So yes, absolutely no part of this survey even originated as a representative ‘probability sample’ survey. For the moment, let’s leave behind speculation about whether Vox Labs is as good at constructing a representative-ish online panel as YouGov, as we have nothing to go on other than my own mean instincts.
Instead, let’s look at the failure of the survey testing stage and questionnaire development. These are very big nerd-problems.
Essentially, the original more carefully-but-not-randomly selected survey was the pilot for Kiwimeter. From folks like Stephen Judd and Stephanie Rogers who remember taking part in that pilot, the questions in the original survey weren’t substantially different from the current survey and the one that has attracted all the controversy was exactly the same. So if they got negative feedback at that stage, they didn’t care enough to change it.
The Founder/Director of Vox Labs, Cliff Van Der Linden, has been tweeting somewhat piteously from Canada in defense of the methodology, including a couple of tweets to me so far. I asked him whether there had been cognitive testing carried out on the survey, as this would have prevented the main problems I wrote about earlier.
As you can see from the screen grab, his completely off-topic response about factor analysis (a data crunching method to be applied to results) seemed to indicate that he did not understand my question, possibly because he did not know what cognitive testing was.
I thought I was pretty restrained though, right?
What is cognitive testing? It’s a kind of interviewing technique where people talk about what is going through their minds as they fill out a survey – it would have picked up the ‘this seems racist’ problem immediately. It’s a standard step that credible survey research organisations build into the development phase. And it is not complicated or expensive shit to do.
Most data nerds, programmers and political scientists don’t need to know what cognitive testing is, and this seems to be Van Der Linden’s background. But any nerd who works in survey research damn well better. I look at the culture of an online ‘engagement’ outfit like Vox Labs, and I don’t see a depth of knowledge about traditional survey research and its implementation, which is a problem for credibility on a project whose credibility is already compromised because it’s being carried out by, well, TVNZ.
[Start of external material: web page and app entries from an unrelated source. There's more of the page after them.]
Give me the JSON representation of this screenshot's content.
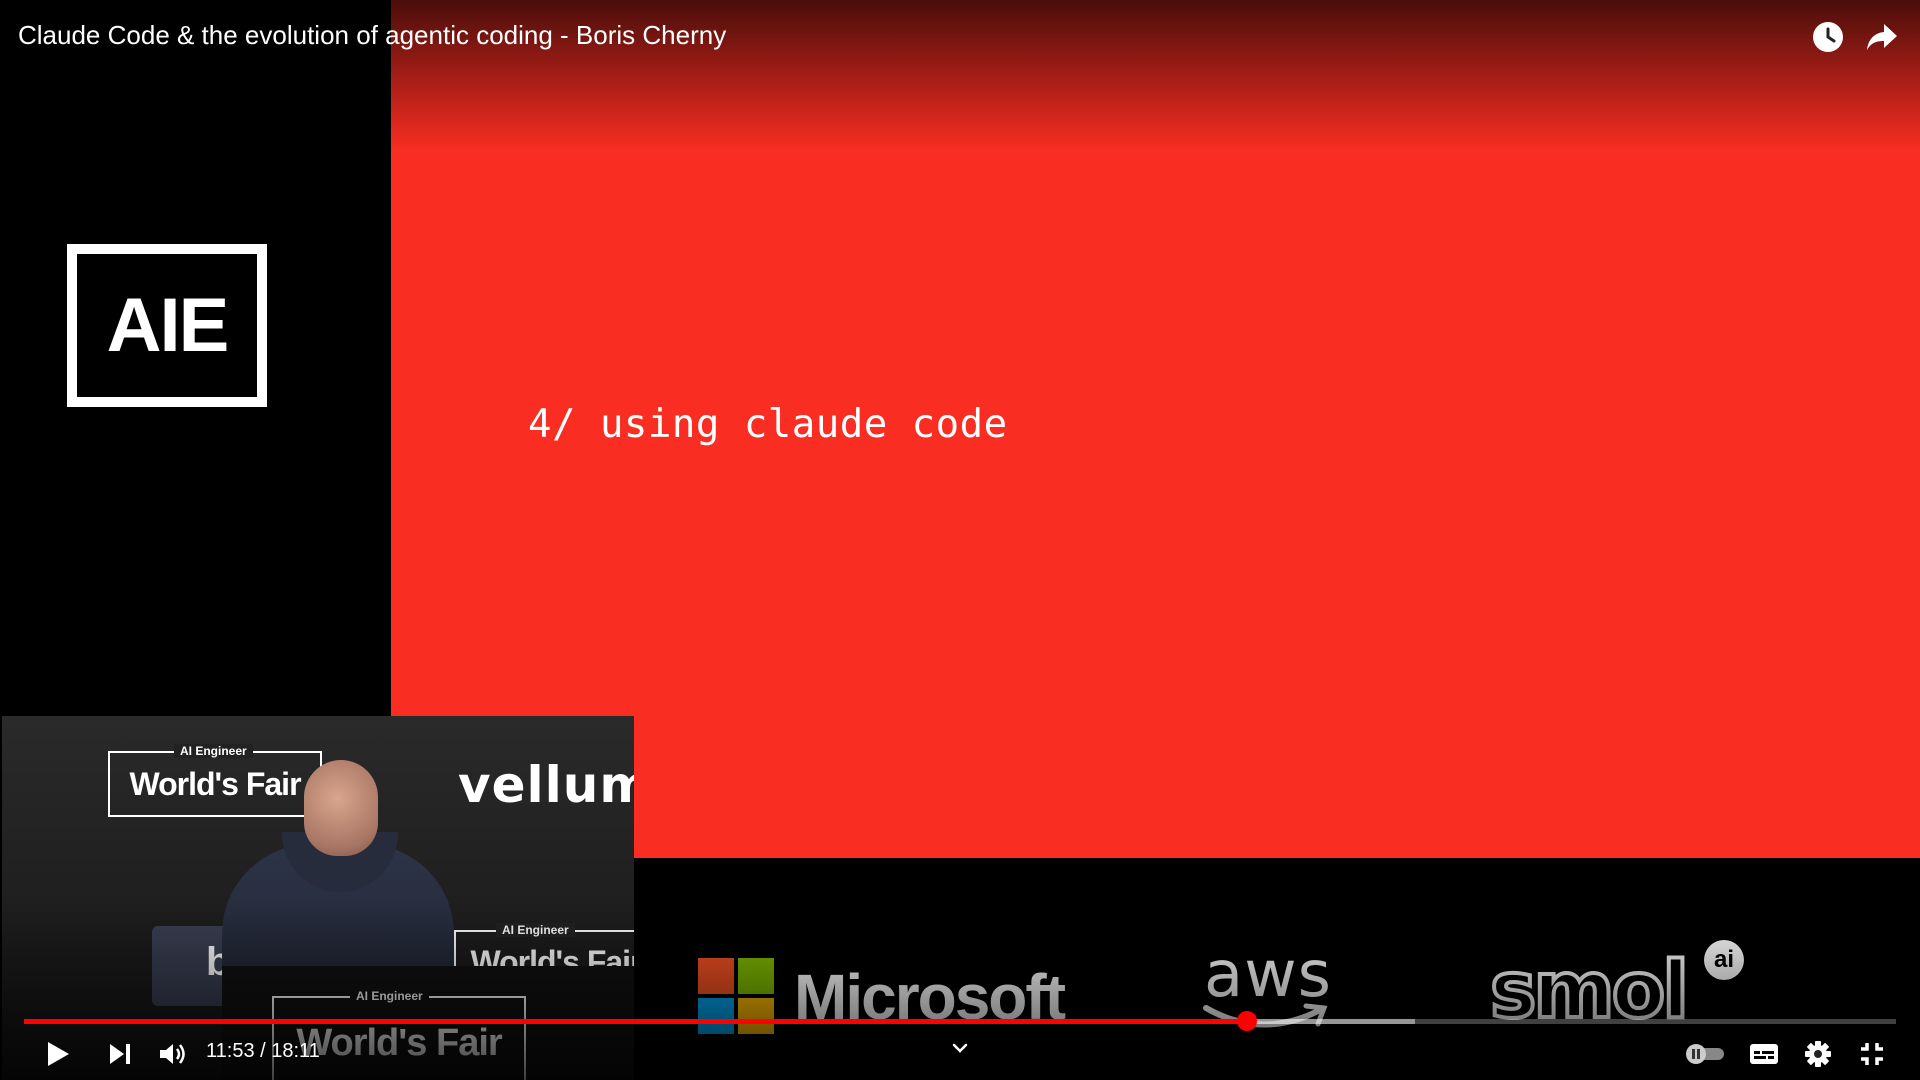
{
  "video": {
    "title": "Claude Code & the evolution of agentic coding - Boris Cherny",
    "current_time": "11:53",
    "duration": "18:11",
    "time_separator": " / ",
    "progress_fraction": 0.6532,
    "buffered_fraction": 0.743
  },
  "slide": {
    "text": "4/ using claude code",
    "background_color": "#f92d22"
  },
  "logo": {
    "text": "AIE"
  },
  "camera": {
    "event_small": "AI Engineer",
    "event_big": "World's Fair",
    "sponsor": "vellum",
    "partial_logo": "b"
  },
  "sponsors": {
    "microsoft": "Microsoft",
    "aws": "aws",
    "smol": "smol",
    "smol_badge": "ai"
  },
  "colors": {
    "progress": "#ff0000",
    "ms_red": "#f25022",
    "ms_green": "#7fba00",
    "ms_blue": "#00a4ef",
    "ms_yellow": "#ffb900"
  },
  "icons": {
    "watch_later": "clock-icon",
    "share": "share-arrow-icon",
    "play": "play-icon",
    "next": "next-icon",
    "volume": "volume-icon",
    "chevron": "chevron-down-icon",
    "autoplay": "autoplay-toggle-icon",
    "captions": "captions-icon",
    "settings": "gear-icon",
    "exit_fullscreen": "exit-fullscreen-icon"
  }
}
Also on his Twitter stream, Van Der Linden however pleads that Vox was not responsible for questionnaire development, only technical delivery and analysis. I have some sympathy. He states that the questionnaire was developed by a panel of New Zealanders that included academics and Maori - why would Vox have doubted their expertise? Fair enough! What happened here? I have no freakin’ idea.
But not all academics are necessarily going to have a professional survey research background in the nuts and bolts of delivering a questionnaire that works, even if they are great at analysing psychological constructs from data.
If the New Zealand panel did any cognitive piloting, they obviously didn’t sample widely enough. It’s possible that they viewed ‘piloting’ as Vox’s area. But Vox was in Canada: How could it carry out decent qualitative research with New Zealanders? The blame does not lie with the Canadians. This is a very disappointing day for New Zealand academia. The comments so far from those involved have not been illuminating.
When the jobs have been portioned out like this - questions here, implementation there - a meaningful on-the-ground pilot to test whether the questions actually worked was lost. This whole project seems like a classic case of a failure of research expertise and oversight of the whole enterprise, from development to delivery, start to finish. Instead of nose to tail dining, we’ve got something half-assed.
I hope at least it was as cheap as it looks.
Tze Ming Mok apologises for an entire blog about survey methodology